The Organization for Economic Cooperation and Development (OECD) released a peer review of Canada’s international aid programs on June 19. The review was complimentary of parts of Canada’s foreign aid service, such as the country’s ‘field presence’ in countries where aid is being delivered. The organization did have some issues, however, with the clarity and coherence of Canada’s aid plan.
Particularly, the review questioned a decision by the Canadian International Development Agency (CIDA) to partner with mining companies profitable corporations saying that CIDA has shown no rationale for working with these commercial interests. The agency says they are supporting economic growth and international trade in these countries.
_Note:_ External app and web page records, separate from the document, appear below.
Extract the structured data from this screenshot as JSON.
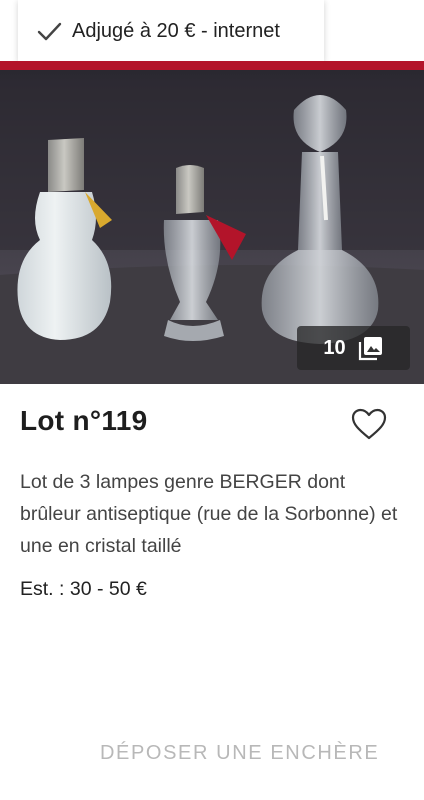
{
  "status": {
    "icon": "check-icon",
    "label": "Adjugé à 20 € - internet"
  },
  "accent_color": "#b3142a",
  "photo": {
    "count": "10",
    "count_icon": "image-gallery-icon"
  },
  "lot": {
    "title": "Lot n°119",
    "description": "Lot de 3 lampes genre BERGER dont brûleur antiseptique (rue de la Sorbonne) et une en cristal taillé",
    "estimate": "Est. : 30 - 50 €"
  },
  "actions": {
    "favorite_icon": "heart-outline-icon",
    "bid_label": "DÉPOSER UNE ENCHÈRE"
  }
}
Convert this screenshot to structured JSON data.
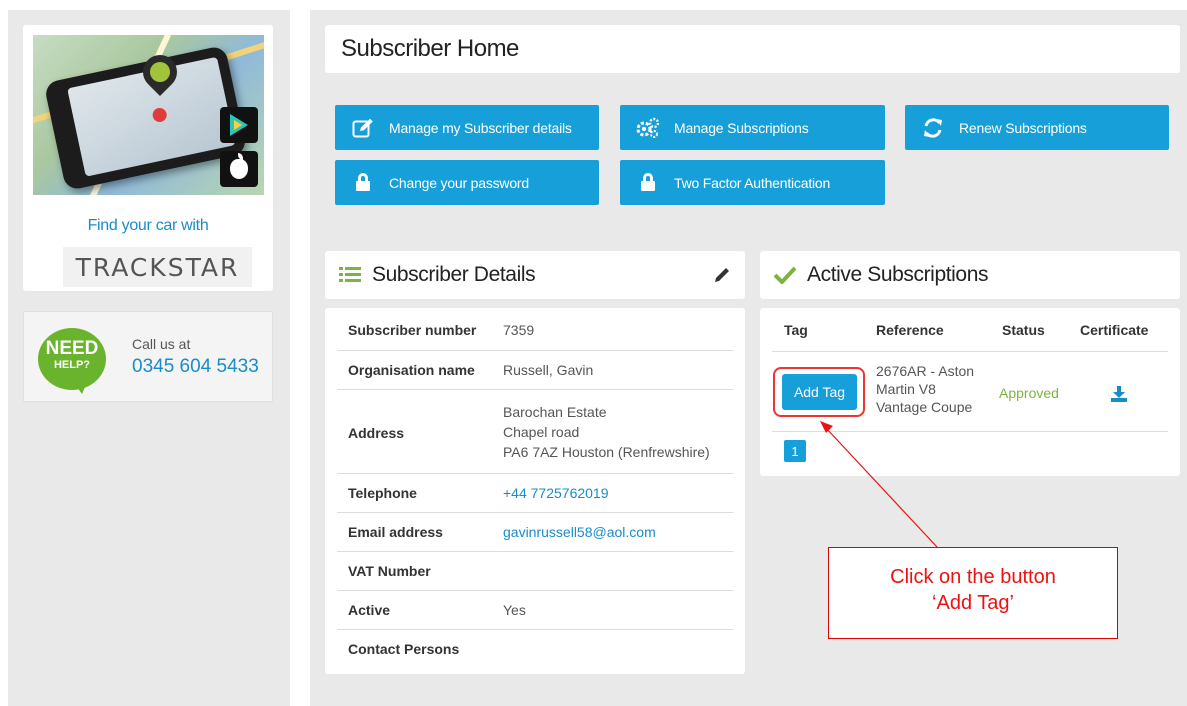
{
  "sidebar": {
    "promo_text": "Find your car with",
    "brand": "TRACKSTAR",
    "help_badge_line1": "NEED",
    "help_badge_line2": "HELP?",
    "call_label": "Call us at",
    "call_number": "0345 604 5433"
  },
  "page": {
    "title": "Subscriber Home"
  },
  "actions": [
    {
      "label": "Manage my Subscriber details",
      "icon": "edit-icon"
    },
    {
      "label": "Manage Subscriptions",
      "icon": "gears-icon"
    },
    {
      "label": "Renew Subscriptions",
      "icon": "refresh-icon"
    },
    {
      "label": "Change your password",
      "icon": "lock-icon"
    },
    {
      "label": "Two Factor Authentication",
      "icon": "lock-icon"
    }
  ],
  "details": {
    "title": "Subscriber Details",
    "rows": [
      {
        "label": "Subscriber number",
        "value": "7359"
      },
      {
        "label": "Organisation name",
        "value": "Russell, Gavin"
      },
      {
        "label": "Address",
        "line1": "Barochan Estate",
        "line2": "Chapel road",
        "line3": "PA6 7AZ Houston (Renfrewshire)"
      },
      {
        "label": "Telephone",
        "value": "+44 7725762019"
      },
      {
        "label": "Email address",
        "value": "gavinrussell58@aol.com"
      },
      {
        "label": "VAT Number",
        "value": ""
      },
      {
        "label": "Active",
        "value": "Yes"
      },
      {
        "label": "Contact Persons",
        "value": ""
      }
    ]
  },
  "subscriptions": {
    "title": "Active Subscriptions",
    "columns": [
      "Tag",
      "Reference",
      "Status",
      "Certificate"
    ],
    "rows": [
      {
        "tag_button": "Add Tag",
        "ref1": "2676AR - Aston",
        "ref2": "Martin V8",
        "ref3": "Vantage Coupe",
        "status": "Approved"
      }
    ],
    "pagination": [
      "1"
    ]
  },
  "callout": {
    "line1": "Click on the button",
    "line2": "‘Add Tag’"
  },
  "colors": {
    "primary": "#179fd9",
    "link": "#1a8cc8",
    "approved": "#7cb342",
    "annotation": "#e11111",
    "help_green": "#6ab42d"
  }
}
The report also comments on the deteriorating relationship between the Canadian government and certain NGOs. The OECD says the relationship between the government and NGOs or civil society groups seems to have become ‘selective.’
The truth is that the Harper government is selective about the groups it works with, and has a history of cutting funding to groups that disagree with the Tory mandate. They also badmouth these groups and call them names.
The OECD suggests in this review that given the economic outlook of this country that which the Harper government is often bragging about Canada could afford to increase aid to countries in need. The Tories actually plan to cut aid funding by $389 million this year. They have also reduced the number of countries that receive aid from Canada a move the OECD actually notes as a good thing, saying more concentrated aid is better.
Brian Tomlinson, an aid analyst in Nova Scotia, told the Toronto Star the CIDA’s partnership branch, which has helped to distribute aid money in the past has been cut by 15 percent, and because of this:
The cuts to Canada’s aid funding comes as the Minister of International Development, Bev Oda, who is responsible for CIDA, is in the news for her ministerial spending habits. Perhaps CIDA and its Minister should be more transparent about where their priorities lie.
Photo Credit: Vince Alongi